Stay tuned, and of course, your feedback is much appreciated, as always.


In Commercial Open Source, Partners = Community

What wowed me most at the Pentaho Global Partner Submit (#PGPS in Twitter) was, well.. the partners, or the partner program, I should say.

Back in the day, when we submitted our open source projects to sourceforge – we would sit there checking the number of downloads almost every minute, obsessing over the daily downloads and sourceforge ranking. A lot of this was driven by (besides the desire to be famous and get geek cred) the belief that more downloads = larger community = more “contribution” from the community.

This did not turn out to be true.

And not just for us, but for most open source enterprise applications out there, number of downloads has nothing to do with community participation.
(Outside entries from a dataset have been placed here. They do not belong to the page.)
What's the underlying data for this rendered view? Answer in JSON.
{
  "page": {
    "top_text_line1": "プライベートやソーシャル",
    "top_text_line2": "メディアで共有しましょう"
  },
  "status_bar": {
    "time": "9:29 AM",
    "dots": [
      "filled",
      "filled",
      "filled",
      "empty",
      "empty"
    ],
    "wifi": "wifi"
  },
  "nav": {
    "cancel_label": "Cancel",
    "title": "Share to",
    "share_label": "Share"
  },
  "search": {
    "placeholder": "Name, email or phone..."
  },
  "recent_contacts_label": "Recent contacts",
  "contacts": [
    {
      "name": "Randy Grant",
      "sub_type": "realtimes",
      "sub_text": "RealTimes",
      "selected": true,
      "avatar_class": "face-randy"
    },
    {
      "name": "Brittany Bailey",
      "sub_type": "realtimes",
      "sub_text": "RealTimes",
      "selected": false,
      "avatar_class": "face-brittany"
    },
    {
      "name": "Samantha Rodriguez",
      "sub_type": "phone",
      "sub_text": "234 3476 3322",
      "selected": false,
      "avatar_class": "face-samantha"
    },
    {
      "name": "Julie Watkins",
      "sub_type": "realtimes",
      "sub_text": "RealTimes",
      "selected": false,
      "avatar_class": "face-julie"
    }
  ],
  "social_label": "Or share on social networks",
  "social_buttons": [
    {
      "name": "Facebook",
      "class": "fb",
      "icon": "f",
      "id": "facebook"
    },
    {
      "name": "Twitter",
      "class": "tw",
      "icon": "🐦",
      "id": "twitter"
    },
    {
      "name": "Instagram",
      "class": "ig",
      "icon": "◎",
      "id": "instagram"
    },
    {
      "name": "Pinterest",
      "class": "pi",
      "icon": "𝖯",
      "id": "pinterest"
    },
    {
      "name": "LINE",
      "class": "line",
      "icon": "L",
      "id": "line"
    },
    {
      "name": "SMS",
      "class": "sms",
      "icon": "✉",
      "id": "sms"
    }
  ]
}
For that, you have to go beyond the realms of sourceforge forums and tracker – and actually actively build a community.

How do you do that? Well, after spending 2 days at PGPS, I am deeply impressed how great of a job Pentaho has done in building a thriving community via their partnership program. What we expected back in the day from our downloaders, Pentaho is exactly getting that from their partners. Partners are writing new features (e.g. Community Dashboard Framework, integration to CMS, single sign on, etc etc), they are fixing major bugs, they are writing books, they are even actively participating in shaping the roadmap. Simply amazing!

Whether this is a phenomenon unique to “commercial open source” – we don’t know, but look – for almost every enterprise open source project, at some point, reality kicks in, and we have to worry about monetization – so many of us become “commercial”. Of course, that immediately brings a tension between the users of the “free” version versus the “premium” version – as in, “why did you put feature ABC only in premium, and not in the free one, you greedy capitalistic pig?”

Well, one answer – “free” doesn’t pay the bills, “premium” does. “Free” is also probably justifiable if there was some contribution, but as we have seen – most of the people download and use open source for free, but they don’t contribute anything. Over time, this becomes unbearably taxing for the core developers of the open source project.

But amazingly, you can get more contributors to your “premium” version (and “free” version as well by extension) if you build a great partnership program around it like Pentaho has done. This is because not only the “premium” version pays Pentaho’s rent, it also helps their partners to pay their rent as well.

So yes, this isn’t the good old open source where it was all about freedom, peace, and love. This one is definitely about the money, but the twist is — it does share the wealth AND the open source bit makes it much easier for partner to participate and contribute. And in doing so, it brings back the extremely sought-after “community contribution” back in the game, which is the life/death factor for any open source project.

So Pentaho  – hats off to you guys for showing how to build a thriving community around commercial open source via a great partner program. Don’t ever go to the dark side 🙂